CHRIS AMON: New Zealand’s Chris Amon at the 1977 St. Jovite Can Am. Some say the best driver to never win a Grand Prix. Amon started his first Grand Prix at 19 years of age. As with most Kiwi’s Amon drove for McLaren but switched to Ferrari in 1967 where he won a number of pole positions only to have the car fail. https://www.autosport.com/f1/news/125598/chris-amon-19432016
JEAN BEHRA: Behra was a fearless GP and sports car driver from France. Fiery with great car control Behra wrung the most he could in a Maserati 250F against the mighty Mercedes team. He was as fearless racing motorcycles as in cars. You can see part of his left ear is missing as well as part of his nose due to racing bike crashes.
JOHN BISHOP: Not known as a driver, John Bishop did more for sports car racing in the US than anyone. He brought the SCCA our of the “old boy” club into pro racing and started IMSA. He and his wife Peg were friends to everyone and deserve every award imaginable. Here at Watkins Glen talking to Walt Hansgen (in hat).

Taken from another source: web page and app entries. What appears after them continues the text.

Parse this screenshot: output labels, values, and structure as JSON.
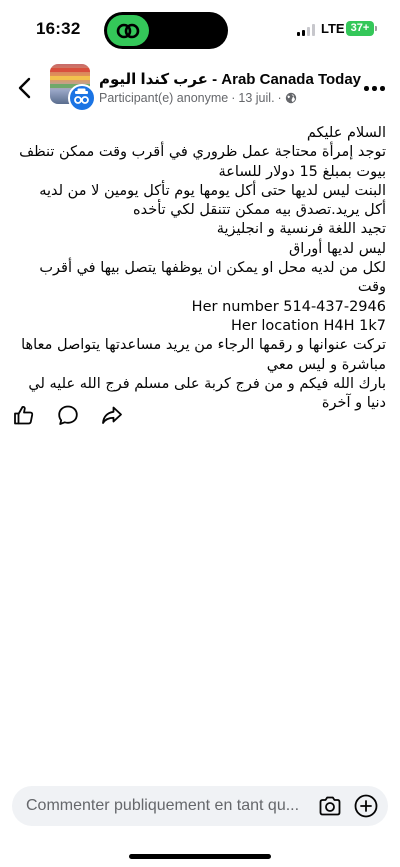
{
  "status_bar": {
    "time": "16:32",
    "network": "LTE",
    "battery": "37+"
  },
  "post": {
    "group_name": "عرب كندا اليوم - Arab Canada Today",
    "author": "Participant(e) anonyme",
    "separator": "·",
    "date": "13 juil.",
    "privacy_icon": "globe-icon",
    "body_lines": [
      "السلام عليكم",
      "توجد إمرأة محتاجة عمل ظروري في أقرب وقت ممكن تنظف بيوت بمبلغ 15 دولار للساعة",
      "البنت ليس لديها حتى أكل يومها يوم تأكل يومين لا من لديه أكل يريد.تصدق بيه ممكن تتنقل لكي تأخده",
      "تجيد اللغة فرنسية و انجليزية",
      "ليس لديها أوراق",
      "لكل من لديه محل او يمكن ان يوظفها يتصل بيها في أقرب وقت",
      "Her number 514-437-2946",
      "Her location H4H 1k7",
      "تركت عنوانها و رقمها الرجاء من يريد مساعدتها يتواصل معاها مباشرة و ليس معي",
      "بارك الله فيكم و من فرج كربة على مسلم فرج الله عليه لي دنيا و آخرة"
    ]
  },
  "actions": {
    "like_icon": "thumbs-up-icon",
    "comment_icon": "comment-bubble-icon",
    "share_icon": "share-arrow-icon"
  },
  "comment_bar": {
    "placeholder": "Commenter publiquement en tant qu...",
    "camera_icon": "camera-icon",
    "add_icon": "plus-circle-icon"
  },
  "colors": {
    "accent": "#1b74e4",
    "green": "#34c759",
    "secondary_text": "#65676b",
    "input_bg": "#f0f2f5"
  }
}
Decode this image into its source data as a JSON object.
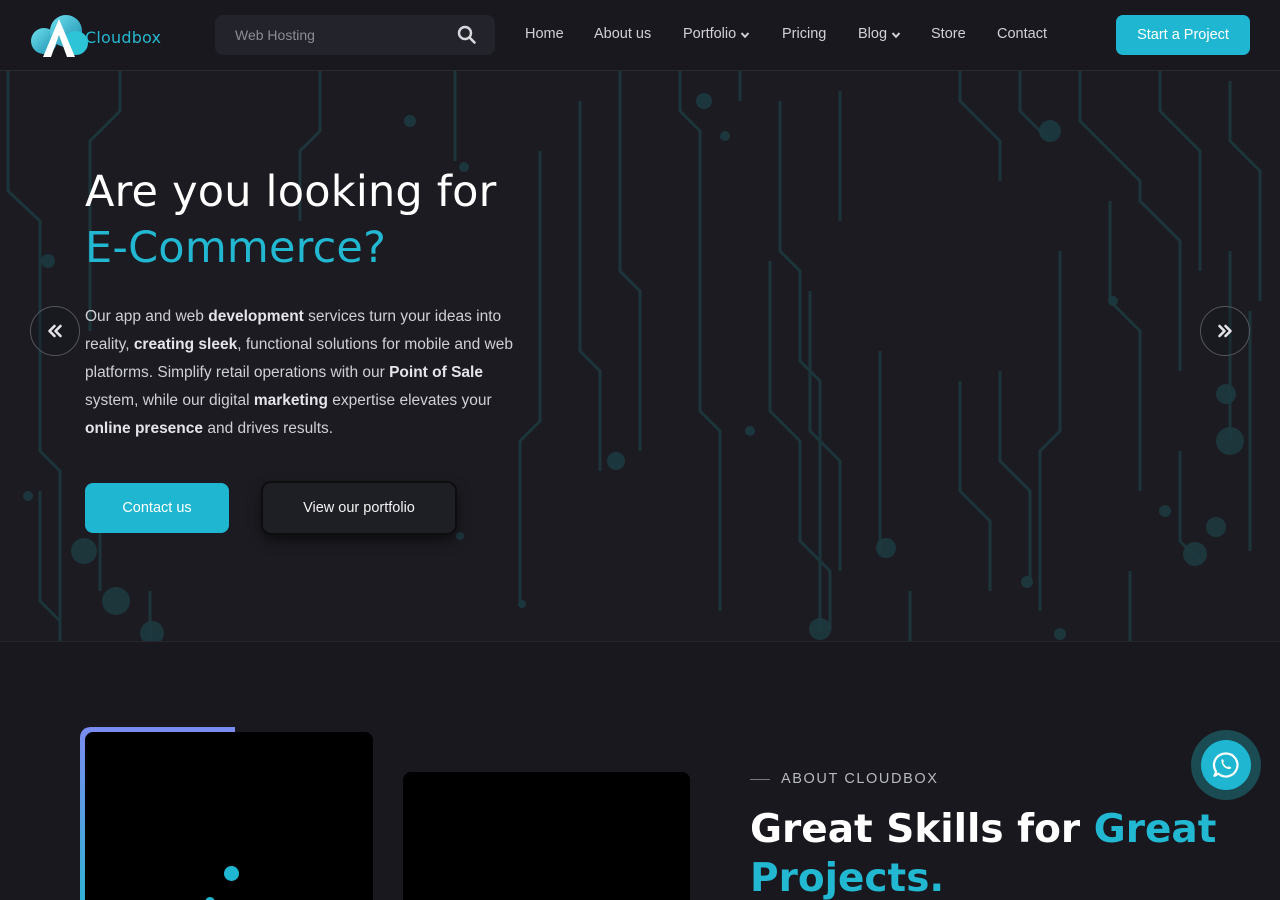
{
  "header": {
    "logo_text": "Cloudbox",
    "search_placeholder": "Web Hosting",
    "nav": [
      {
        "label": "Home"
      },
      {
        "label": "About us"
      },
      {
        "label": "Portfolio"
      },
      {
        "label": "Pricing"
      },
      {
        "label": "Blog"
      },
      {
        "label": "Store"
      },
      {
        "label": "Contact"
      }
    ],
    "cta_label": "Start a Project"
  },
  "hero": {
    "title": "Are you looking for",
    "title_accent": "E-Commerce?",
    "description": [
      {
        "text": "Our app and web ",
        "bold": false
      },
      {
        "text": "development",
        "bold": true
      },
      {
        "text": " services turn your ideas into reality, ",
        "bold": false
      },
      {
        "text": "creating sleek",
        "bold": true
      },
      {
        "text": ", functional solutions for mobile and web platforms. Simplify retail operations with our ",
        "bold": false
      },
      {
        "text": "Point of Sale",
        "bold": true
      },
      {
        "text": " system, while our digital ",
        "bold": false
      },
      {
        "text": "marketing",
        "bold": true
      },
      {
        "text": " expertise elevates your ",
        "bold": false
      },
      {
        "text": "online presence",
        "bold": true
      },
      {
        "text": " and drives results.",
        "bold": false
      }
    ],
    "primary_button": "Contact us",
    "secondary_button": "View our portfolio"
  },
  "about": {
    "label": "ABOUT CLOUDBOX",
    "title": "Great Skills for",
    "title_accent": "Great Projects."
  },
  "colors": {
    "accent": "#1fb6d1",
    "background": "#18181e",
    "hero_background": "#1b1b21"
  },
  "icons": {
    "search": "search-icon",
    "prev": "double-chevron-left-icon",
    "next": "double-chevron-right-icon",
    "whatsapp": "whatsapp-icon"
  }
}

JEAN BEHRA: with his buddy American Harry Shell at Sebring. Behra wore his famous checkered flag helmet which became the masthead for Competition Press and is still used today by AutoWeek. Behra never won a Grand Prix. https://www.motorsportmagazine.com/database/drivers/jean-behra
JOACHIM BONNIER: Jo Bonnier drove everything from F1 BRM’s & Porsche’s to Lola T-70’s, Chaparrals. From Sweden, Bonnier was respected and well liked. He was the head of the Grand Prix Drivers Association and tried to promote more safety on dangerous circuits but the FIA was too powerful. https://www.classicdriver.com/en/article/classic-life/jo-bonnier-gentleman-driver
TONY BRISE: Here with his patron Graham Hill at Watkins Glen in 1975. Brise. One of 3 great British drivers in the 70’s, Brise was killed along with Hill in an airplane accident. He was considered Britain’s rising star at the time of his death. https://www.motorsportmagazine.com/history/f1/tony-brise-britains-lost-champion